1. Always check for virus/spam before checking for valid reciepient, or
whether the mailbox is full or some such.
Why? Even if SMTP made it easy to do this (it doesn't), offhand it
seems better to perform the easiest and/or more reliable checks first.
It's very difficult to be sure that a message is spam - the same
message can be spam for one recipient and valid for another. However
the authoritative MX for a domain ought to be able to tell whether an
recipient address from that domain is valid. And to me it makes more
sense to reject a message for a reliable reason (like, this recipient
address is not valid) than for an unreliable reason (like, we think
this is spam).
2. Generate a specific error message, maybe we should introduce a
standard error code for this, like 551 - mail rejected as virus or
3. If the mail is virus or spam, then do not send it back to the
sender - as this is most likely a forged address anyway. Discard it
instead. But if you must, then use the standard error mesaage as
I see no need to define a new SMTP reply code - an enhanced status code
should suffice. Especially since, as you point out, when the SMTP
server does believe that the message is spam, bouncing the message is
usually the wrong thing to do anyway.
I think with this scheme, we would have avoided alomost all of the
virus/spam and also annoying error traffic .
No need for new protocols, closed networks etc. Maybe a need for some
RBL listing virus/spam infected machines, I don't know.
Third-party RBLs are a really, really, really bad idea. They should be
categorized as Worst Practices.
There might be some cases where the _authoritative_ DNS zone for a MAIL
FROM domain or the _authoritative_ DNS zone for the source IP address
of an SMTP connection says "messages that look like this are not
authorized". And in some of those cases the SMTP server might be able
to tell that a message "looks like this" from just MAIL FROM and/or
RCPT TO. In those cases it _might_ make sense for the SMTP server to
return 2xx in response to those commands (if they are otherwise valid)
just so that it can black-hole the message. Though I think it might
make even more sense to return 4xx in response to those commands - or
just stop responding to that connection - and then refuse to accept any
new connections from that source IP for some period of time. The
rationale here is that the SMTP server doesn't want to waste bandwidth

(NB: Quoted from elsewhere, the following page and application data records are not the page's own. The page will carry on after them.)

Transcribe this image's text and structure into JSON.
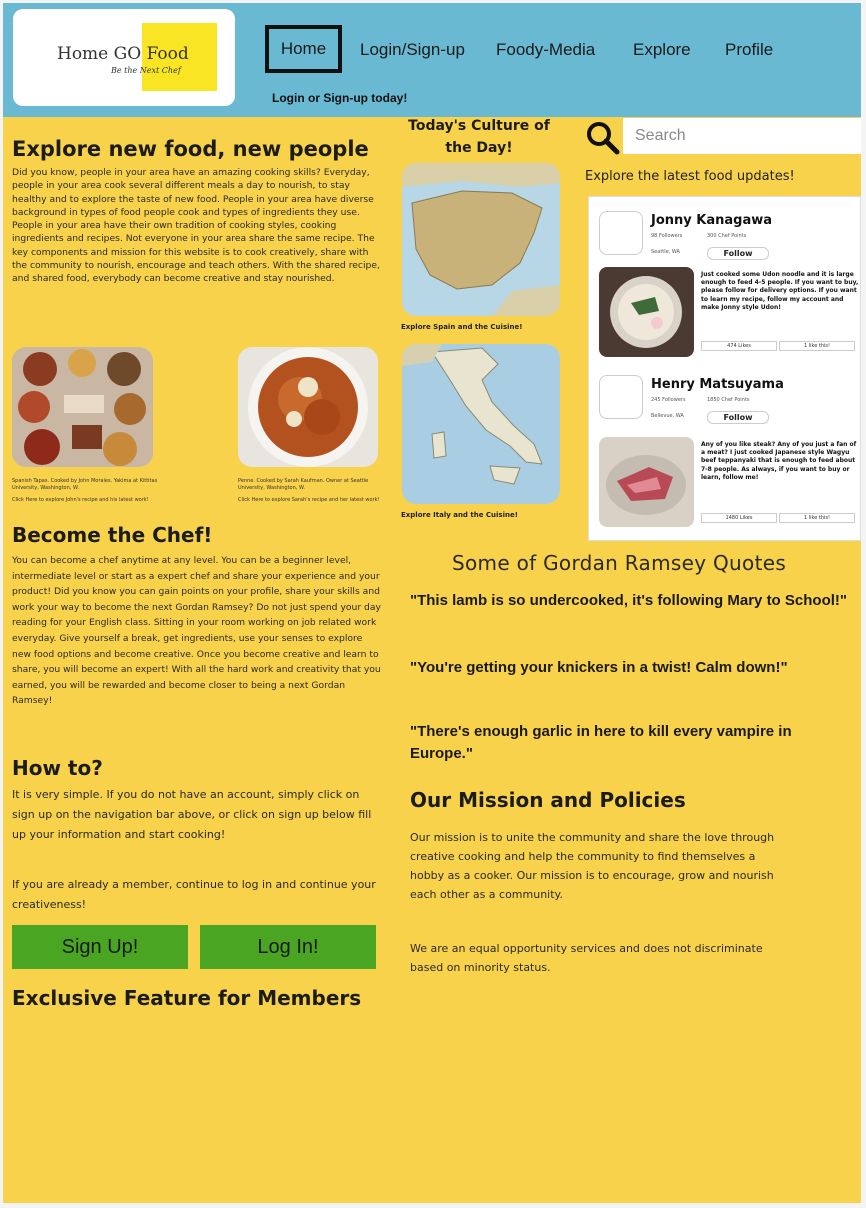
{
  "header": {
    "logo_title": "Home GO Food",
    "logo_tagline": "Be the Next Chef",
    "nav": [
      "Home",
      "Login/Sign-up",
      "Foody-Media",
      "Explore",
      "Profile"
    ],
    "subtext": "Login or Sign-up today!"
  },
  "explore": {
    "title": "Explore new food, new people",
    "body": "Did you know, people in your area have an amazing cooking skills? Everyday, people in your area cook several different meals a day to nourish, to stay healthy and to explore the taste of new food. People in your area have diverse background in types of food people cook and types of ingredients they use. People in your area have their own tradition of cooking styles, cooking ingredients and recipes. Not everyone in your area share the same recipe. The key components and mission for this website is to cook creatively, share with the community to nourish, encourage and teach others. With the shared recipe, and shared food, everybody can become creative and stay nourished.",
    "img1_caption": "Spanish Tapas. Cooked by John Morales. Yakima at Kittitas University, Washington, W.",
    "img1_link": "Click Here to explore John's recipe and his latest work!",
    "img2_caption": "Penne. Cooked by Sarah Kaufman. Owner at Seattle University, Washington, W.",
    "img2_link": "Click Here to explore Sarah's recipe and her latest work!"
  },
  "culture": {
    "title": "Today's Culture of the Day!",
    "spain_caption": "Explore Spain and the Cuisine!",
    "italy_caption": "Explore Italy and the Cuisine!"
  },
  "search": {
    "placeholder": "Search"
  },
  "feed": {
    "heading": "Explore the latest food updates!",
    "posts": [
      {
        "name": "Jonny Kanagawa",
        "followers": "98 Followers",
        "points": "300 Chef Points",
        "location": "Seattle, WA",
        "follow_label": "Follow",
        "text": "Just cooked some Udon noodle and it is large enough to feed 4-5 people. If you want to buy, please follow for delivery options. If you want to learn my recipe, follow my account and make Jonny style Udon!",
        "likes": "474 Likes",
        "other": "1 like this!"
      },
      {
        "name": "Henry Matsuyama",
        "followers": "245 Followers",
        "points": "1850 Chef Points",
        "location": "Bellevue, WA",
        "follow_label": "Follow",
        "text": "Any of you like steak? Any of you just a fan of a meat? I just cooked Japanese style Wagyu beef teppanyaki that is enough to feed about 7-8 people. As always, if you want to buy or learn, follow me!",
        "likes": "1480 Likes",
        "other": "1 like this!"
      }
    ]
  },
  "chef": {
    "title": "Become the Chef!",
    "body": "You can become a chef anytime at any level. You can be a beginner level, intermediate level or start as a expert chef and share your experience and your product! Did you know you can gain points on your profile, share your skills and work your way to become the next Gordan Ramsey? Do not just spend your day reading for your English class. Sitting in your room working on job related work everyday. Give yourself a break, get ingredients, use your senses to explore new food options and become creative. Once you become creative and learn to share, you will become an expert! With all the hard work and creativity that you earned, you will be rewarded and become closer to being a next Gordan Ramsey!"
  },
  "howto": {
    "title": "How to?",
    "para1": "It is very simple. If you do not have an account, simply click on sign up on the navigation bar above, or click on sign up below fill up your information and start cooking!",
    "para2": "If you are already a member, continue to log in and continue your creativeness!",
    "signup_label": "Sign Up!",
    "login_label": "Log In!"
  },
  "exclusive": {
    "title": "Exclusive Feature for Members"
  },
  "quotes": {
    "title": "Some of Gordan Ramsey Quotes",
    "items": [
      "\"This lamb is so undercooked, it's following Mary to School!\"",
      "\"You're getting your knickers in a twist! Calm down!\"",
      "\"There's enough garlic in here to kill every vampire in Europe.\""
    ]
  },
  "mission": {
    "title": "Our Mission and Policies",
    "para1": "Our mission is to unite the community and share the love through creative cooking and help the community to find themselves a hobby as a cooker. Our mission is to encourage, grow and nourish each other as a community.",
    "para2": "We are an equal opportunity services and does not discriminate based on minority status."
  },
  "colors": {
    "background": "#f8d24a",
    "header": "#69b9d2",
    "button": "#4aa522",
    "logo_accent": "#f9e524"
  }
}
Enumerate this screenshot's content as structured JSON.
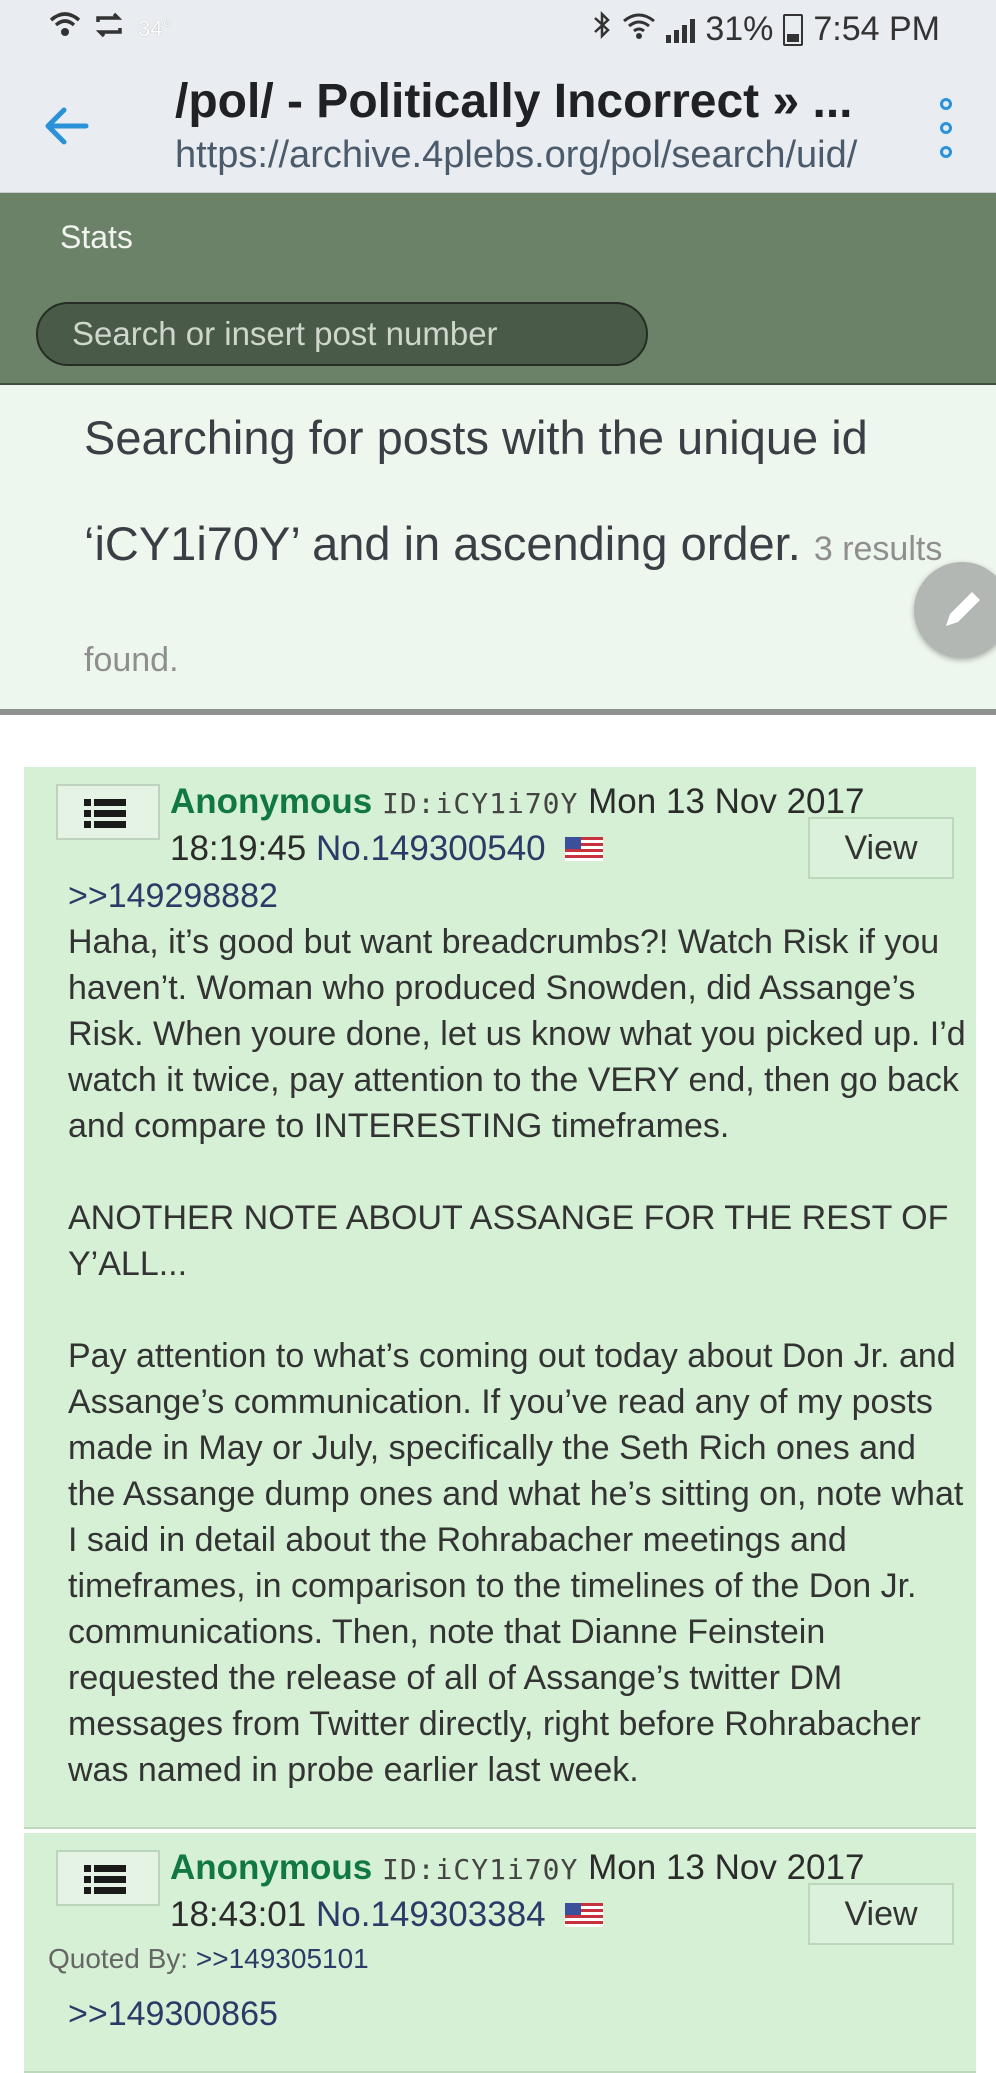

or cpu cycles by sucking down a message that's going to be discarded
anyway, and it does want to avoid being interrupted by a compromised
machine or spammer's machine if it tries again later.